## Task to complete
Your copy must hold all of the data below, unchanged and without images.

■ ■ ■ ■ ■

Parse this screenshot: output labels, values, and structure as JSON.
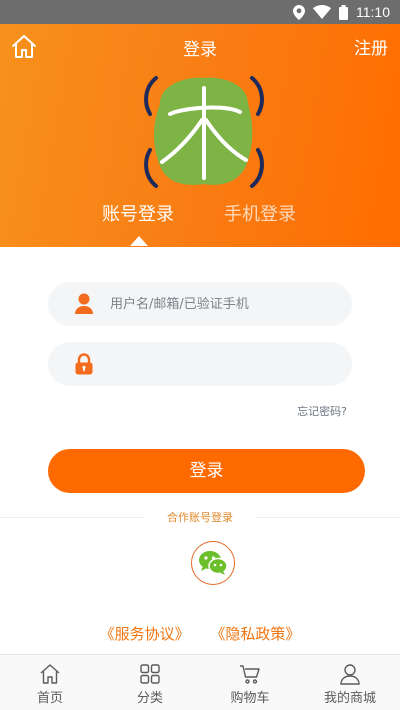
{
  "status_bar": {
    "time": "11:10",
    "icons": [
      "location-icon",
      "wifi-icon",
      "battery-icon"
    ]
  },
  "header": {
    "title": "登录",
    "register_label": "注册",
    "home_icon": "home-icon"
  },
  "tabs": [
    {
      "label": "账号登录",
      "active": true
    },
    {
      "label": "手机登录",
      "active": false
    }
  ],
  "form": {
    "username_placeholder": "用户名/邮箱/已验证手机",
    "username_value": "",
    "password_placeholder": "",
    "password_value": "",
    "forgot_label": "忘记密码?",
    "login_label": "登录"
  },
  "partner": {
    "label": "合作账号登录",
    "wechat_icon": "wechat-icon"
  },
  "agreements": {
    "service": "《服务协议》",
    "privacy": "《隐私政策》"
  },
  "bottom_nav": [
    {
      "label": "首页",
      "icon": "home-icon"
    },
    {
      "label": "分类",
      "icon": "grid-icon"
    },
    {
      "label": "购物车",
      "icon": "cart-icon"
    },
    {
      "label": "我的商城",
      "icon": "user-icon"
    }
  ],
  "colors": {
    "brand_orange": "#ff6a00",
    "header_gradient_start": "#f7911c",
    "logo_green": "#7db445",
    "logo_navy": "#1e2a5a"
  }
}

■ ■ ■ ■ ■

## Task result
Parse this screenshot: output labels, values, and structure as JSON.
{
  "status_bar": {
    "time": "11:10",
    "icons": [
      "location-icon",
      "wifi-icon",
      "battery-icon"
    ]
  },
  "header": {
    "title": "登录",
    "register_label": "注册",
    "home_icon": "home-icon"
  },
  "tabs": [
    {
      "label": "账号登录",
      "active": true
    },
    {
      "label": "手机登录",
      "active": false
    }
  ],
  "form": {
    "username_placeholder": "用户名/邮箱/已验证手机",
    "username_value": "",
    "password_placeholder": "",
    "password_value": "",
    "forgot_label": "忘记密码?",
    "login_label": "登录"
  },
  "partner": {
    "label": "合作账号登录",
    "wechat_icon": "wechat-icon"
  },
  "agreements": {
    "service": "《服务协议》",
    "privacy": "《隐私政策》"
  },
  "bottom_nav": [
    {
      "label": "首页",
      "icon": "home-icon"
    },
    {
      "label": "分类",
      "icon": "grid-icon"
    },
    {
      "label": "购物车",
      "icon": "cart-icon"
    },
    {
      "label": "我的商城",
      "icon": "user-icon"
    }
  ],
  "colors": {
    "brand_orange": "#ff6a00",
    "header_gradient_start": "#f7911c",
    "logo_green": "#7db445",
    "logo_navy": "#1e2a5a"
  }
}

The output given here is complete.